There are instructions, orders and duties that are "legal" but immoral. The legislature, acting on ideological or pragmatic grounds, has legalised such flagrantly immoral acts. But is it moral in your eyes to subject a woman in labour to endless delay at a road block ? Is it moral in your eyes to conduct a body search on a woman who has just given birth at the road block, with the baby still attached to her by the umbilical cord ? Is it moral in your eyes to deny treatment to cancer patients ? Is it moral in your eyes to deny food and water supplies to Palestinian towns and villages ? Is it moral in your eyes to prevent hundreds of thousands of Palestinians from earning a decent living ? Is it moral in your eyes to repress the 1.5 million Palestinians of the Gaza Strip, merely to meet the whims of the 5,000 Jewish settlers of Gush Katif ?
Increasingly, soldiers are asking themselves what they are willing to kill or die for. We are all committed to defending the security and independence of the state of Israel, but are we willing to kill or die for the settlers of Beit Hadassah and Tel Rumeidah (Hebron) ? Are we willing to do so merely to deny statehood to the neighbouring nation, or postpone its declaration of independence by a few months ?
Dear soldier, there are things - even if termed "legal" - that decent people don't do ! A decent person doesn't demolish homes, or kill children, women and babies, or starve a neighbouring people or deny proper medical treatment to individuals just like me and you.
"[When it comes] to the Hague International Court, Sharon will arrive there without me." (Transport minister Ephraim Sneh (Yediot Aharonot, 20/4/01) What about you, soldier ?
WHAT CAN YOU DO ?

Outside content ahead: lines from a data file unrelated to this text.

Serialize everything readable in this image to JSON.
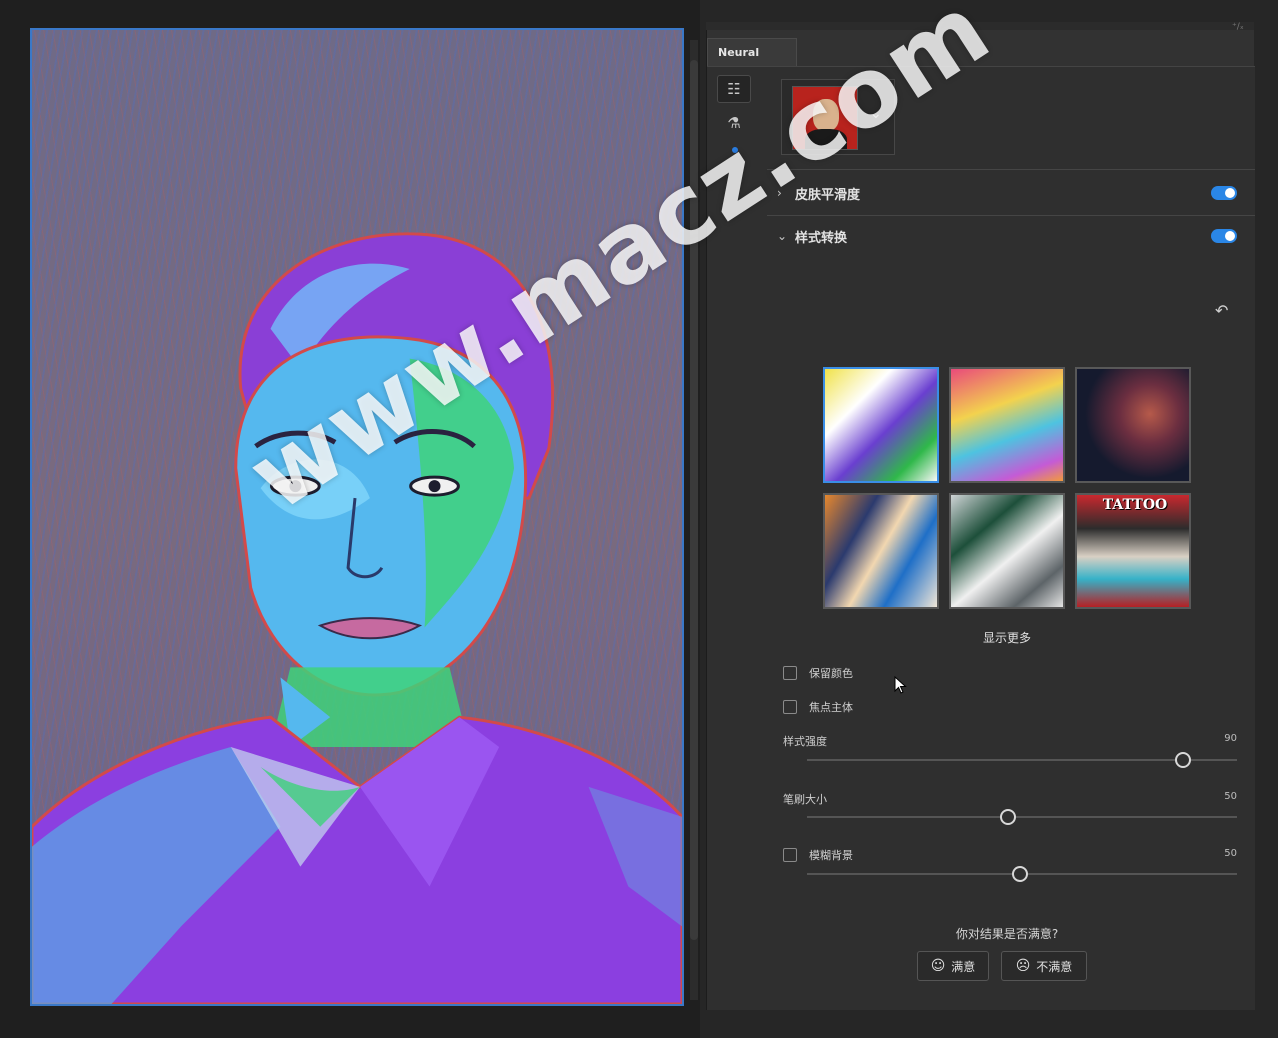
{
  "panel": {
    "tab_label": "Neural Filters",
    "corner_mark": "⁺/ₓ",
    "tools": [
      {
        "icon": "sliders-icon",
        "active": true
      },
      {
        "icon": "flask-icon",
        "active": false
      }
    ]
  },
  "filters": [
    {
      "label": "皮肤平滑度",
      "expanded": false,
      "enabled": true
    },
    {
      "label": "样式转换",
      "expanded": true,
      "enabled": true
    }
  ],
  "style_transfer": {
    "show_more_label": "显示更多",
    "preserve_color_label": "保留颜色",
    "focus_subject_label": "焦点主体",
    "strength_label": "样式强度",
    "strength_value": "90",
    "brush_size_label": "笔刷大小",
    "brush_size_value": "50",
    "blur_bg_label": "模糊背景",
    "blur_bg_value": "50",
    "tattoo_label": "TATTOO"
  },
  "feedback": {
    "question": "你对结果是否满意?",
    "satisfied_label": "满意",
    "unsatisfied_label": "不满意"
  },
  "watermark": "www.macz.com",
  "colors": {
    "accent": "#2a86e6",
    "panel_bg": "#2f2f2f",
    "canvas_border": "#3a78c8"
  }
}
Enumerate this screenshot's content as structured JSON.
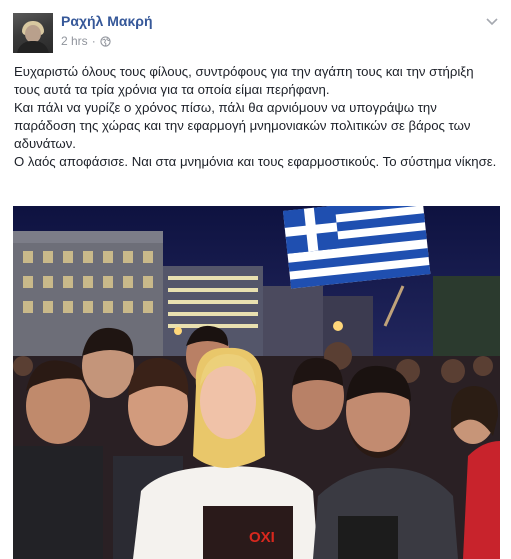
{
  "post": {
    "author": "Ραχήλ Μακρή",
    "time": "2 hrs",
    "separator": "·",
    "paragraphs": [
      "Ευχαριστώ όλους τους φίλους, συντρόφους για την αγάπη τους και την στήριξη τους αυτά τα τρία χρόνια για τα οποία είμαι περήφανη.",
      "Και πάλι να γυρίζε ο χρόνος πίσω, πάλι θα αρνιόμουν να υπογράψω την παράδοση της χώρας και την εφαρμογή μνημονιακών πολιτικών σε βάρος των αδυνάτων.",
      "Ο λαός αποφάσισε. Ναι στα μνημόνια και τους εφαρμοστικούς. Το σύστημα νίκησε."
    ],
    "photo_shirt_text": "OXI"
  },
  "colors": {
    "author_link": "#365899",
    "meta_text": "#90949c",
    "flag_blue": "#1f4fb0"
  },
  "icons": [
    "globe-icon",
    "chevron-down-icon"
  ]
}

We don't have a "surefire recipe". Make up your own mind, follow your conscience, your heart and mind. We won't decide in your place. We can only tell you that there have been very many soldiers - during the Lebanon war, the first intifada and the current uprising, conscripts and reservists - who plucked up the courage to say: No !
Whoever decides to refuse - makes his own decision. But when he does make up his mind, he'll find us extending a helping hand and counsel, supporting and helping.
YESH GVUL PETITION - sign and mail it in:
Despite a semblance of Palestinian autonomy - on just one fifth of the occupied territories - the occupation goes on and on. Over thirty years of occupation and repression have not halted the Palestinian campaign for national independence. The war conducted by the Israeli government for the lands of Ariel and Bethel, in defence of the pogromists of Itamar and Beit Hadassah, for the continued occupation of Netzarim and Kiryat Arba, for the continued hold on Rachel's Tomb - all this is not our war. We the undersigned, IDF soldiers, declare that we will have no part in the continued repression of the Palestinian people in the occupied territories, and we will take no part in policing assignments or guarding the settlements serving those ends.
[A list of signatories, many specifying officer's ranks in the reserves.]
Address: PO Box 6953, Jerusalem 91068, ISRAEL
Telephone: + 972 2 6250271
Fax: + 972 2 6434171
Bank account: Yesh Gvul, Acct no. 366614. Bank Hapoalim, King George St. Branch (690), Jerusalem, Israel.